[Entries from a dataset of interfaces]
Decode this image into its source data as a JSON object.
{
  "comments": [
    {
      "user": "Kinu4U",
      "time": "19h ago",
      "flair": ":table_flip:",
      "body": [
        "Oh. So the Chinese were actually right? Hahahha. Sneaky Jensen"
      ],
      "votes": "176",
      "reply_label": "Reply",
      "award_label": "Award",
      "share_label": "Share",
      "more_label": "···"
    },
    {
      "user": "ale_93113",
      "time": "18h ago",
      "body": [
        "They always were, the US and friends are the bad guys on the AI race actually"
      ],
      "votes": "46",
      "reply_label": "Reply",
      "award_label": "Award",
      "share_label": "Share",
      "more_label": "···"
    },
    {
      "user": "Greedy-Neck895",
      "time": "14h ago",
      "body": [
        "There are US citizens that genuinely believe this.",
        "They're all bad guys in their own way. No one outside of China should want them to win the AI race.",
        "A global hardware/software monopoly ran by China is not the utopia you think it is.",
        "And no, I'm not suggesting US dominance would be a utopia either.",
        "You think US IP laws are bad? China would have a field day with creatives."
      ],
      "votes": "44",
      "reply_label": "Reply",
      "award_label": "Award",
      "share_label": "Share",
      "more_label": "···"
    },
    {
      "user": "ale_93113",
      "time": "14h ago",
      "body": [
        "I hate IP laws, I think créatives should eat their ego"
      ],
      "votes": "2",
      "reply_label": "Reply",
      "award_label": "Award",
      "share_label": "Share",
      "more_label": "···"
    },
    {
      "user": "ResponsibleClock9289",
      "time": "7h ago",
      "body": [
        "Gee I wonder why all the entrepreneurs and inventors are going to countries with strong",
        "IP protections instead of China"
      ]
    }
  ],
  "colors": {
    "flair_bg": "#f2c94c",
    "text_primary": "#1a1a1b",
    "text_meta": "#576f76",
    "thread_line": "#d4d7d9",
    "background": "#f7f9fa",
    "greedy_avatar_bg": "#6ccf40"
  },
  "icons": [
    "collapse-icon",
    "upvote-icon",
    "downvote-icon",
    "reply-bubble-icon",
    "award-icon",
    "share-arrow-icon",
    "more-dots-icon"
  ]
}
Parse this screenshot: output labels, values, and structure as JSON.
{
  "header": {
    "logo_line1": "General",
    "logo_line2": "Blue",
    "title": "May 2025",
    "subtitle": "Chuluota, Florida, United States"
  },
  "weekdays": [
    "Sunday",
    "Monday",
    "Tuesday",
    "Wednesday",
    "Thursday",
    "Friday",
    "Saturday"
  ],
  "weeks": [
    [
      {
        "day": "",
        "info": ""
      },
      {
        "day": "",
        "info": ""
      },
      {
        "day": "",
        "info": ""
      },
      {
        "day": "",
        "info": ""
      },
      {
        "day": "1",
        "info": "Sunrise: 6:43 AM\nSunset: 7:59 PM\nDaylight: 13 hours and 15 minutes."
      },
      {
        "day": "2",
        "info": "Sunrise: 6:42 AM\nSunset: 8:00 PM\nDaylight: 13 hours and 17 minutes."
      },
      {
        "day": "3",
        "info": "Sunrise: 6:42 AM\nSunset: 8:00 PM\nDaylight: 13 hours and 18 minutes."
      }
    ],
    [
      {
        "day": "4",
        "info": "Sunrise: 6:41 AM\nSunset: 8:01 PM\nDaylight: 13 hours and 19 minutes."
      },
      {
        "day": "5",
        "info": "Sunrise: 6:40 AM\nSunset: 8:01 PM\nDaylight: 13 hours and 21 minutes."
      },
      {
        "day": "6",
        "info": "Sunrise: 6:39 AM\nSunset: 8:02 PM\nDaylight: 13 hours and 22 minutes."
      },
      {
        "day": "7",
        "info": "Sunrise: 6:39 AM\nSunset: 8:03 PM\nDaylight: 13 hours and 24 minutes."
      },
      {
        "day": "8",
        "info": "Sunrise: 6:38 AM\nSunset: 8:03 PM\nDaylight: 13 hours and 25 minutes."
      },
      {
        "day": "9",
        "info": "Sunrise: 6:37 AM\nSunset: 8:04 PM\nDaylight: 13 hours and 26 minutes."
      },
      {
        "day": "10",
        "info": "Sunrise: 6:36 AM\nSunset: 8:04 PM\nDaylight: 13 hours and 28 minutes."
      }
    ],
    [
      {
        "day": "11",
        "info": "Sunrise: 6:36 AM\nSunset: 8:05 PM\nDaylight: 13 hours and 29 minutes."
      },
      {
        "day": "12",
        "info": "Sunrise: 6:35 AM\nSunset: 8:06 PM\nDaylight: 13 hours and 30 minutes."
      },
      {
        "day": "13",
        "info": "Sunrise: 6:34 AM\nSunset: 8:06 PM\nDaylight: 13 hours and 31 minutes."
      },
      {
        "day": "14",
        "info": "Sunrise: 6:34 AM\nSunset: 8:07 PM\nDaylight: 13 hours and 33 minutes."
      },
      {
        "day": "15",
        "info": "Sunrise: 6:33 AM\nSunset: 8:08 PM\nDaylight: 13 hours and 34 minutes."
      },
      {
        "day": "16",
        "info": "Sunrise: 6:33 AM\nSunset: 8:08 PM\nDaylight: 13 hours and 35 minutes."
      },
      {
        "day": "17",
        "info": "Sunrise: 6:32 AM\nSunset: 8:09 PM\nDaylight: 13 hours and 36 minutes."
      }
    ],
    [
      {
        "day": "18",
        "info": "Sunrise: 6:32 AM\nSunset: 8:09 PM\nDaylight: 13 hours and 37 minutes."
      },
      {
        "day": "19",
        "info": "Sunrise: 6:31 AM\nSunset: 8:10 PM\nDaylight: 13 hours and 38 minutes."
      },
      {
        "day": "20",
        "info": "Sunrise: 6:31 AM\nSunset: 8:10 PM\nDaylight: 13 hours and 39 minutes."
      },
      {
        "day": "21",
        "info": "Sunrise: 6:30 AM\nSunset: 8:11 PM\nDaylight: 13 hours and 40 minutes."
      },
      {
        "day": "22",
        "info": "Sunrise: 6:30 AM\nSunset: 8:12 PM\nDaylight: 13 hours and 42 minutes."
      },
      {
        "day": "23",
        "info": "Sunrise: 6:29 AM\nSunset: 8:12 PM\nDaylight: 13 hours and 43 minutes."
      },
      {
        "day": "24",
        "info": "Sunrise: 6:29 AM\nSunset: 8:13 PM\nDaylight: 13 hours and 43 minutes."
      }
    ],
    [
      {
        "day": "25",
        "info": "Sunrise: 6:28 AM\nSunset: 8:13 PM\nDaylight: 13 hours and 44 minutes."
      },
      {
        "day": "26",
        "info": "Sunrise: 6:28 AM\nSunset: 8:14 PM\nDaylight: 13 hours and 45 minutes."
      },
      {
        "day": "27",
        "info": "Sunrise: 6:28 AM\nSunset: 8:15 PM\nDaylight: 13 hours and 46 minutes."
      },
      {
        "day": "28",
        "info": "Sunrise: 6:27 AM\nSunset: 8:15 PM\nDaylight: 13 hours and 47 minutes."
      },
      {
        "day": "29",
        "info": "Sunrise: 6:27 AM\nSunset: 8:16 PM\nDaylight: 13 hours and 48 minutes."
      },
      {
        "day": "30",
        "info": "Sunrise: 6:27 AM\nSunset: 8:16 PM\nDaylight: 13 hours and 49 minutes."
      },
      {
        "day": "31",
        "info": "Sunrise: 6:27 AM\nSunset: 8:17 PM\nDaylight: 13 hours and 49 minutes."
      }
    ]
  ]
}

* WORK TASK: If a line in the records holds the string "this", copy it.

* RESULT:
Decode this image into its source data as a JSON object.
        "There are US citizens that genuinely believe this.",
Parse this screenshot: output labels, values, and structure as JSON.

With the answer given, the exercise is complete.